[Task input]
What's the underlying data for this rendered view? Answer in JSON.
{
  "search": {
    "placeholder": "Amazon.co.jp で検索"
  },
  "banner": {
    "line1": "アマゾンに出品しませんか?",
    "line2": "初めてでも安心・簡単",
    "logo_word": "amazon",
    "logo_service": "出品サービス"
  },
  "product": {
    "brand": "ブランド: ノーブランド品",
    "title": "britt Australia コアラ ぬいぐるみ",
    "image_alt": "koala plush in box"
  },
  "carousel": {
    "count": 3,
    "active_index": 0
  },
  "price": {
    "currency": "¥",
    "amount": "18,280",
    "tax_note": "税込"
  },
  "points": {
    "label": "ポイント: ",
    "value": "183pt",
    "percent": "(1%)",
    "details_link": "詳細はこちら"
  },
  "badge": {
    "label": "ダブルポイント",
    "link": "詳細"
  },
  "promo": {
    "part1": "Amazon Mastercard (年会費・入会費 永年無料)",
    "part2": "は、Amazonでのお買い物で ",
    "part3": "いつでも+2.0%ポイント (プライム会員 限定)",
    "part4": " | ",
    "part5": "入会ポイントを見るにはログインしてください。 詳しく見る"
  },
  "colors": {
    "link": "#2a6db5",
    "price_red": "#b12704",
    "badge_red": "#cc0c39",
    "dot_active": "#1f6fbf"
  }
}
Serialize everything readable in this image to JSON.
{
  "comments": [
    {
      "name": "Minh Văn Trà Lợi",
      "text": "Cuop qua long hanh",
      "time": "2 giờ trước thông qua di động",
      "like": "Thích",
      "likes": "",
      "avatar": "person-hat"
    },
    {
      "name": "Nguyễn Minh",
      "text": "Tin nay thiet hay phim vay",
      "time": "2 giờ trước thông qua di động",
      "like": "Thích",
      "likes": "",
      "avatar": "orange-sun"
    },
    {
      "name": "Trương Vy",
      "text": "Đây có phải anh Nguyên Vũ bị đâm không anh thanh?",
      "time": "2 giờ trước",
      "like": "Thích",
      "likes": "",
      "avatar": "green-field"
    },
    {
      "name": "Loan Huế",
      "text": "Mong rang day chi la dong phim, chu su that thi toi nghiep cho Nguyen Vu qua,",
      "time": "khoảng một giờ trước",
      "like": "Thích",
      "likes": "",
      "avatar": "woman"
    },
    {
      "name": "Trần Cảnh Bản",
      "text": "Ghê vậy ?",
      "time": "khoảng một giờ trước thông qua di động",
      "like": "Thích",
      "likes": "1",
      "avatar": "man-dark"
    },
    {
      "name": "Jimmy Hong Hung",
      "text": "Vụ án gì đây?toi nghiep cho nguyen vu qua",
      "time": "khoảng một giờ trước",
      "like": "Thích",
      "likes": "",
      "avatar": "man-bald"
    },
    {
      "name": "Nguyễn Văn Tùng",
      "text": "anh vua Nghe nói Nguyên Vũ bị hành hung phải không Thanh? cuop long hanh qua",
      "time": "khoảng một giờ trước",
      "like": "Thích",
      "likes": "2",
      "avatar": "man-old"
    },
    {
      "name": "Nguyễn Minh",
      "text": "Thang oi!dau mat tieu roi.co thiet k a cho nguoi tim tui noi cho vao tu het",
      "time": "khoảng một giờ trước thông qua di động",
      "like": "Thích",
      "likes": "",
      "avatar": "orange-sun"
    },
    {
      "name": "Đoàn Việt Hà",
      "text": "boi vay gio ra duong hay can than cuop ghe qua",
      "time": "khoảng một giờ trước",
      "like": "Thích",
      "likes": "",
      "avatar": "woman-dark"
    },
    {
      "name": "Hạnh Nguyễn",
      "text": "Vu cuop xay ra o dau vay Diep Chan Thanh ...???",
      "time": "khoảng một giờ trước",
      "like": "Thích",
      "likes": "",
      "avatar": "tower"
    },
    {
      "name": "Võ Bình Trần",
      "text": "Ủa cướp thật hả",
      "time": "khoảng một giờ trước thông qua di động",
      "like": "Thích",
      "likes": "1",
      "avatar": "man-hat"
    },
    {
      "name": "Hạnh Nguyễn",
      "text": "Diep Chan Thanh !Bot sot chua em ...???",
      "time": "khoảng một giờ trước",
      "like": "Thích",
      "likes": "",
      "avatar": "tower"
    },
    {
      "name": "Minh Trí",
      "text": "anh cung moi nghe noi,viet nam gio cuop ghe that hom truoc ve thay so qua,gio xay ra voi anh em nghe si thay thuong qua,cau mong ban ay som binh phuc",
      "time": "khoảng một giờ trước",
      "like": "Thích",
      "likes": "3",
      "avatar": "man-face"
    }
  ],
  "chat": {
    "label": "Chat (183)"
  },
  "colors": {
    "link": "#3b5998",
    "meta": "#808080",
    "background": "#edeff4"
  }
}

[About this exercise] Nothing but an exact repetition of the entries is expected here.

[The completed task]
What's the underlying data for this rendered view? Answer in JSON.
{
  "search": {
    "placeholder": "Amazon.co.jp で検索"
  },
  "banner": {
    "line1": "アマゾンに出品しませんか?",
    "line2": "初めてでも安心・簡単",
    "logo_word": "amazon",
    "logo_service": "出品サービス"
  },
  "product": {
    "brand": "ブランド: ノーブランド品",
    "title": "britt Australia コアラ ぬいぐるみ",
    "image_alt": "koala plush in box"
  },
  "carousel": {
    "count": 3,
    "active_index": 0
  },
  "price": {
    "currency": "¥",
    "amount": "18,280",
    "tax_note": "税込"
  },
  "points": {
    "label": "ポイント: ",
    "value": "183pt",
    "percent": "(1%)",
    "details_link": "詳細はこちら"
  },
  "badge": {
    "label": "ダブルポイント",
    "link": "詳細"
  },
  "promo": {
    "part1": "Amazon Mastercard (年会費・入会費 永年無料)",
    "part2": "は、Amazonでのお買い物で ",
    "part3": "いつでも+2.0%ポイント (プライム会員 限定)",
    "part4": " | ",
    "part5": "入会ポイントを見るにはログインしてください。 詳しく見る"
  },
  "colors": {
    "link": "#2a6db5",
    "price_red": "#b12704",
    "badge_red": "#cc0c39",
    "dot_active": "#1f6fbf"
  }
}
Serialize everything readable in this image to JSON.
{
  "comments": [
    {
      "name": "Minh Văn Trà Lợi",
      "text": "Cuop qua long hanh",
      "time": "2 giờ trước thông qua di động",
      "like": "Thích",
      "likes": "",
      "avatar": "person-hat"
    },
    {
      "name": "Nguyễn Minh",
      "text": "Tin nay thiet hay phim vay",
      "time": "2 giờ trước thông qua di động",
      "like": "Thích",
      "likes": "",
      "avatar": "orange-sun"
    },
    {
      "name": "Trương Vy",
      "text": "Đây có phải anh Nguyên Vũ bị đâm không anh thanh?",
      "time": "2 giờ trước",
      "like": "Thích",
      "likes": "",
      "avatar": "green-field"
    },
    {
      "name": "Loan Huế",
      "text": "Mong rang day chi la dong phim, chu su that thi toi nghiep cho Nguyen Vu qua,",
      "time": "khoảng một giờ trước",
      "like": "Thích",
      "likes": "",
      "avatar": "woman"
    },
    {
      "name": "Trần Cảnh Bản",
      "text": "Ghê vậy ?",
      "time": "khoảng một giờ trước thông qua di động",
      "like": "Thích",
      "likes": "1",
      "avatar": "man-dark"
    },
    {
      "name": "Jimmy Hong Hung",
      "text": "Vụ án gì đây?toi nghiep cho nguyen vu qua",
      "time": "khoảng một giờ trước",
      "like": "Thích",
      "likes": "",
      "avatar": "man-bald"
    },
    {
      "name": "Nguyễn Văn Tùng",
      "text": "anh vua Nghe nói Nguyên Vũ bị hành hung phải không Thanh? cuop long hanh qua",
      "time": "khoảng một giờ trước",
      "like": "Thích",
      "likes": "2",
      "avatar": "man-old"
    },
    {
      "name": "Nguyễn Minh",
      "text": "Thang oi!dau mat tieu roi.co thiet k a cho nguoi tim tui noi cho vao tu het",
      "time": "khoảng một giờ trước thông qua di động",
      "like": "Thích",
      "likes": "",
      "avatar": "orange-sun"
    },
    {
      "name": "Đoàn Việt Hà",
      "text": "boi vay gio ra duong hay can than cuop ghe qua",
      "time": "khoảng một giờ trước",
      "like": "Thích",
      "likes": "",
      "avatar": "woman-dark"
    },
    {
      "name": "Hạnh Nguyễn",
      "text": "Vu cuop xay ra o dau vay Diep Chan Thanh ...???",
      "time": "khoảng một giờ trước",
      "like": "Thích",
      "likes": "",
      "avatar": "tower"
    },
    {
      "name": "Võ Bình Trần",
      "text": "Ủa cướp thật hả",
      "time": "khoảng một giờ trước thông qua di động",
      "like": "Thích",
      "likes": "1",
      "avatar": "man-hat"
    },
    {
      "name": "Hạnh Nguyễn",
      "text": "Diep Chan Thanh !Bot sot chua em ...???",
      "time": "khoảng một giờ trước",
      "like": "Thích",
      "likes": "",
      "avatar": "tower"
    },
    {
      "name": "Minh Trí",
      "text": "anh cung moi nghe noi,viet nam gio cuop ghe that hom truoc ve thay so qua,gio xay ra voi anh em nghe si thay thuong qua,cau mong ban ay som binh phuc",
      "time": "khoảng một giờ trước",
      "like": "Thích",
      "likes": "3",
      "avatar": "man-face"
    }
  ],
  "chat": {
    "label": "Chat (183)"
  },
  "colors": {
    "link": "#3b5998",
    "meta": "#808080",
    "background": "#edeff4"
  }
}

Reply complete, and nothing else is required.